[Start of section]
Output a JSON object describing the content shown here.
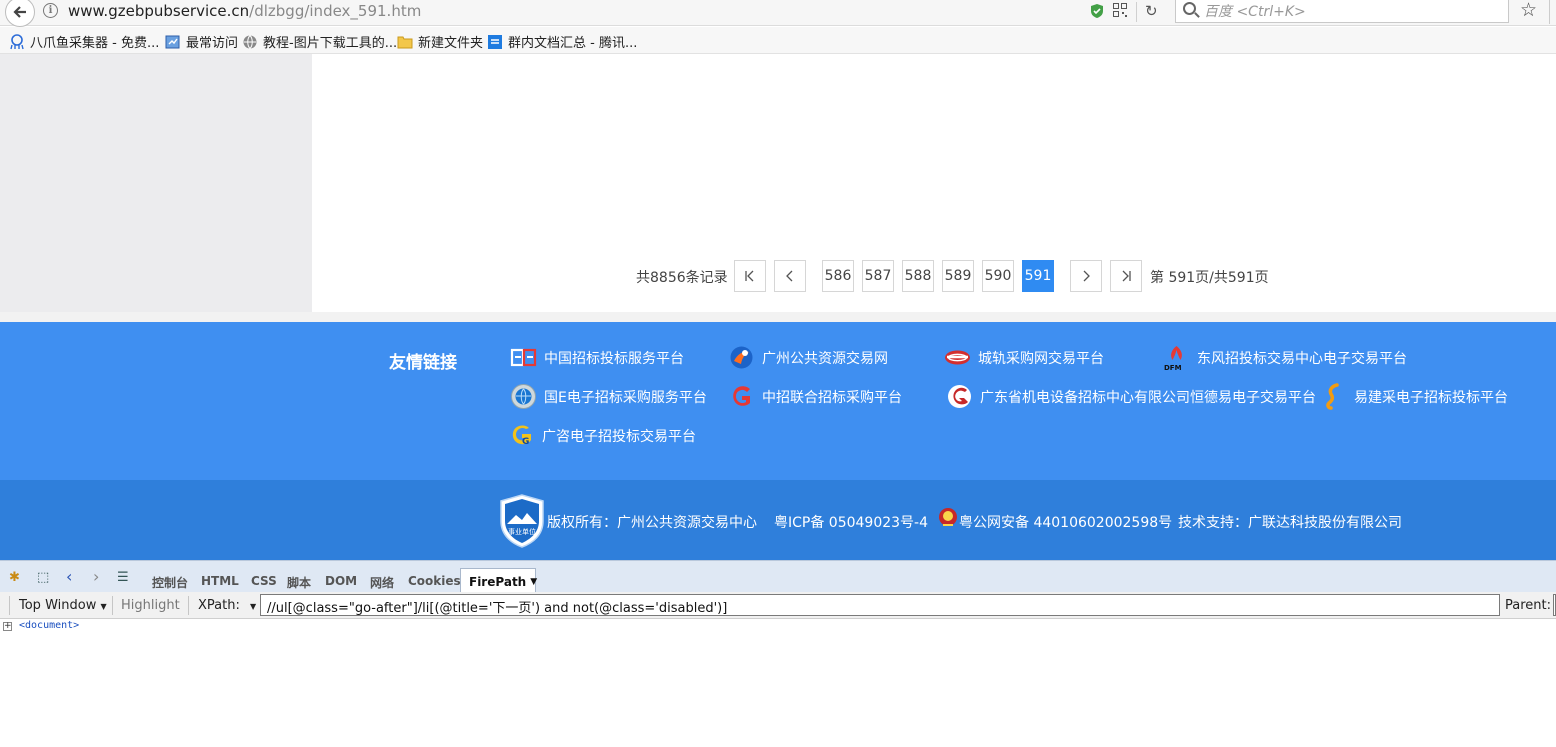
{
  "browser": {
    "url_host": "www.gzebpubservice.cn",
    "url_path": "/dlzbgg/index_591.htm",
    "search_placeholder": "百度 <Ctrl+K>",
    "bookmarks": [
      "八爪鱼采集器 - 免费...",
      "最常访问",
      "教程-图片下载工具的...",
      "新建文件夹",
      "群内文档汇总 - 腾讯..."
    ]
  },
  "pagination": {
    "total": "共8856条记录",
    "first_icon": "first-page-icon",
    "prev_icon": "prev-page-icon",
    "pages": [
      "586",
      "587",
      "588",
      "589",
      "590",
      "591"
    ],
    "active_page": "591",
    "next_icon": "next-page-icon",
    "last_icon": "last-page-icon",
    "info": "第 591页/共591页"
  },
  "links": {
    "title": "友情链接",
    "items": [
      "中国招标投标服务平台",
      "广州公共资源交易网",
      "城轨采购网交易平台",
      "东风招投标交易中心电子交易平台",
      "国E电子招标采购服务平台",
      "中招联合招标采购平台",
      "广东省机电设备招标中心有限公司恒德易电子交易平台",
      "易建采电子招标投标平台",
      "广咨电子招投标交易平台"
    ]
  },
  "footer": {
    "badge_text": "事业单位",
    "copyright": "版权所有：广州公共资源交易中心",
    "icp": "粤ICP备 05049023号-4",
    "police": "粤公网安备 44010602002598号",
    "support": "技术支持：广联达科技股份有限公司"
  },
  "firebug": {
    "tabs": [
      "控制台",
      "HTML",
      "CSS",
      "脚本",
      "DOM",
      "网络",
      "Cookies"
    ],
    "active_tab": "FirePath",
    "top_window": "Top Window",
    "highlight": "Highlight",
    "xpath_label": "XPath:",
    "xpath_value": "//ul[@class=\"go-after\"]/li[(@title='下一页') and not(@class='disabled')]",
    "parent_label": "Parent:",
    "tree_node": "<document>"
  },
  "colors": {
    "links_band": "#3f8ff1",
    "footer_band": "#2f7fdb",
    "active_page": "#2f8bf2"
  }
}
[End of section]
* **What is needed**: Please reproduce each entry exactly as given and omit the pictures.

* **Solution for this task**:
Output a JSON object describing the content shown here.
{
  "browser": {
    "url_host": "www.gzebpubservice.cn",
    "url_path": "/dlzbgg/index_591.htm",
    "search_placeholder": "百度 <Ctrl+K>",
    "bookmarks": [
      "八爪鱼采集器 - 免费...",
      "最常访问",
      "教程-图片下载工具的...",
      "新建文件夹",
      "群内文档汇总 - 腾讯..."
    ]
  },
  "pagination": {
    "total": "共8856条记录",
    "first_icon": "first-page-icon",
    "prev_icon": "prev-page-icon",
    "pages": [
      "586",
      "587",
      "588",
      "589",
      "590",
      "591"
    ],
    "active_page": "591",
    "next_icon": "next-page-icon",
    "last_icon": "last-page-icon",
    "info": "第 591页/共591页"
  },
  "links": {
    "title": "友情链接",
    "items": [
      "中国招标投标服务平台",
      "广州公共资源交易网",
      "城轨采购网交易平台",
      "东风招投标交易中心电子交易平台",
      "国E电子招标采购服务平台",
      "中招联合招标采购平台",
      "广东省机电设备招标中心有限公司恒德易电子交易平台",
      "易建采电子招标投标平台",
      "广咨电子招投标交易平台"
    ]
  },
  "footer": {
    "badge_text": "事业单位",
    "copyright": "版权所有：广州公共资源交易中心",
    "icp": "粤ICP备 05049023号-4",
    "police": "粤公网安备 44010602002598号",
    "support": "技术支持：广联达科技股份有限公司"
  },
  "firebug": {
    "tabs": [
      "控制台",
      "HTML",
      "CSS",
      "脚本",
      "DOM",
      "网络",
      "Cookies"
    ],
    "active_tab": "FirePath",
    "top_window": "Top Window",
    "highlight": "Highlight",
    "xpath_label": "XPath:",
    "xpath_value": "//ul[@class=\"go-after\"]/li[(@title='下一页') and not(@class='disabled')]",
    "parent_label": "Parent:",
    "tree_node": "<document>"
  },
  "colors": {
    "links_band": "#3f8ff1",
    "footer_band": "#2f7fdb",
    "active_page": "#2f8bf2"
  }
}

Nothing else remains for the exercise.